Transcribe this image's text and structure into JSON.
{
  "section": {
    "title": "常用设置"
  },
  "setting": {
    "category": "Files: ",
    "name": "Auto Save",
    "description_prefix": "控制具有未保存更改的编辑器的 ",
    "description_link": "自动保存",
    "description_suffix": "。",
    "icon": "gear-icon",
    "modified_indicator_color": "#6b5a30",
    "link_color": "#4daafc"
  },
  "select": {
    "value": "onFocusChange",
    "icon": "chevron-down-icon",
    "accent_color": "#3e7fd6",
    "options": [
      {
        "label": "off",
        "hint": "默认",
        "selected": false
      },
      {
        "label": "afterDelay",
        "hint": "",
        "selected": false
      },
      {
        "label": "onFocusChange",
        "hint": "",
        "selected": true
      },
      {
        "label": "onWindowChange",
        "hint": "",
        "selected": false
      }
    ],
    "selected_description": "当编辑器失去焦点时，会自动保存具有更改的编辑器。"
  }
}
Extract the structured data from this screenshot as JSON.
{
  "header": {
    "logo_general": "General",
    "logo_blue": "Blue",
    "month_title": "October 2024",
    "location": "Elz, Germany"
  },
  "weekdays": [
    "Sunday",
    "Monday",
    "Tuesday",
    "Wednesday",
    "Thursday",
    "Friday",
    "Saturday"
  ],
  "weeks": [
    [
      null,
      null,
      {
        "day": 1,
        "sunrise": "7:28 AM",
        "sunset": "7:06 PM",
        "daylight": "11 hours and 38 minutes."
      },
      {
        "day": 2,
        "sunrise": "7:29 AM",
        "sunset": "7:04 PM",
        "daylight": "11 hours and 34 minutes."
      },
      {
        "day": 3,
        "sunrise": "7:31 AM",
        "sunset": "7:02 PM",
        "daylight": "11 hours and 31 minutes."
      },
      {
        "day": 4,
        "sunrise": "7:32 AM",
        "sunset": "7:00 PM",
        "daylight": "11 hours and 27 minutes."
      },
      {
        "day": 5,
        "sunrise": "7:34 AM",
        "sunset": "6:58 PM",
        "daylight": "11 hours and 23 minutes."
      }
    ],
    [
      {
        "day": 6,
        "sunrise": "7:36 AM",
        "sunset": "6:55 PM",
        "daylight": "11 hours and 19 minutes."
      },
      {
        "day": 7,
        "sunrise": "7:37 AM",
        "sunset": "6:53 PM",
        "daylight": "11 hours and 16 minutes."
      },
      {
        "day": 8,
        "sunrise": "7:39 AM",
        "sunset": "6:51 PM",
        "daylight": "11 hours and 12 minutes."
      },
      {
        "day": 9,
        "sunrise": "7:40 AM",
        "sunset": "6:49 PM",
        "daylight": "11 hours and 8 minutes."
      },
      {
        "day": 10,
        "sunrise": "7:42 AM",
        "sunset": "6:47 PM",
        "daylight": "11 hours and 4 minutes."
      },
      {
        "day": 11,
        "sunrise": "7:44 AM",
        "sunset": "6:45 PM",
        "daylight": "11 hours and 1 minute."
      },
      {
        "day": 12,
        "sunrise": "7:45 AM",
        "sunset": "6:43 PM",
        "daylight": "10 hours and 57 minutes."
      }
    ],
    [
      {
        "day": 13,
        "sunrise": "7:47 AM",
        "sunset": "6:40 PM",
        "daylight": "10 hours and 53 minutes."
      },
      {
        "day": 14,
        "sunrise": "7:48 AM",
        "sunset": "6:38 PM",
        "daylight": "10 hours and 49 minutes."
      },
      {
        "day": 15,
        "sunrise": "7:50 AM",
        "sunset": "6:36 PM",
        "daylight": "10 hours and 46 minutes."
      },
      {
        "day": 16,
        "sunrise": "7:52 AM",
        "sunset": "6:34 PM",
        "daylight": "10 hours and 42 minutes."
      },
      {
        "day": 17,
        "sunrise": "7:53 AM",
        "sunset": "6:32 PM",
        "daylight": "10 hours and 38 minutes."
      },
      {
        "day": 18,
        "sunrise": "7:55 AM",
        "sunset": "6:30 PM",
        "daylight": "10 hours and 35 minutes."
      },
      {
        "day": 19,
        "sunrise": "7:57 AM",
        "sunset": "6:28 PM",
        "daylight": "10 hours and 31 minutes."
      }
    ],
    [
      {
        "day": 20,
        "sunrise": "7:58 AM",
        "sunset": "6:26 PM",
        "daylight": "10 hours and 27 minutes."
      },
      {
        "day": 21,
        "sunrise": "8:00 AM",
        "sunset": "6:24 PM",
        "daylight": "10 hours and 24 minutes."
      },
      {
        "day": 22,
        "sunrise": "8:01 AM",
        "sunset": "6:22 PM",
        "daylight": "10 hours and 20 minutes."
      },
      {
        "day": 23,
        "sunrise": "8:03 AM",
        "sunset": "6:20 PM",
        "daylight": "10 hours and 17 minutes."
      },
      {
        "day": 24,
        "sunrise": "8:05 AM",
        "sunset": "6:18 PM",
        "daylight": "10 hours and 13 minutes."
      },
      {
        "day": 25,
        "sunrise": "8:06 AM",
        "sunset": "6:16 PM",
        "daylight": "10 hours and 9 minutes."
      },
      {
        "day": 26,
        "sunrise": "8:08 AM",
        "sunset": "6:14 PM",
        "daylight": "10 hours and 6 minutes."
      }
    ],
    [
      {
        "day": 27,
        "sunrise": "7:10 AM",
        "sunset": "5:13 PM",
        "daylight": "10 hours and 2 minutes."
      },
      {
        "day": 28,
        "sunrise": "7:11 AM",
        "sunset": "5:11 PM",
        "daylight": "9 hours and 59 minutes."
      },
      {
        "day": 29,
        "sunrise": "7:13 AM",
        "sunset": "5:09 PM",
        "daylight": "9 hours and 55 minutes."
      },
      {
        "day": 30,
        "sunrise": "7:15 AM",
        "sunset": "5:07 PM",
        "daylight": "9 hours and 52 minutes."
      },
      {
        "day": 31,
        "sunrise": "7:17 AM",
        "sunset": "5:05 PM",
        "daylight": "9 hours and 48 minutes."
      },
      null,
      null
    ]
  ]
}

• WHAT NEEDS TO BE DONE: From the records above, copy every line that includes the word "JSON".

• EXERCISE OUTPUT:
Transcribe this image's text and structure into JSON.
Extract the structured data from this screenshot as JSON.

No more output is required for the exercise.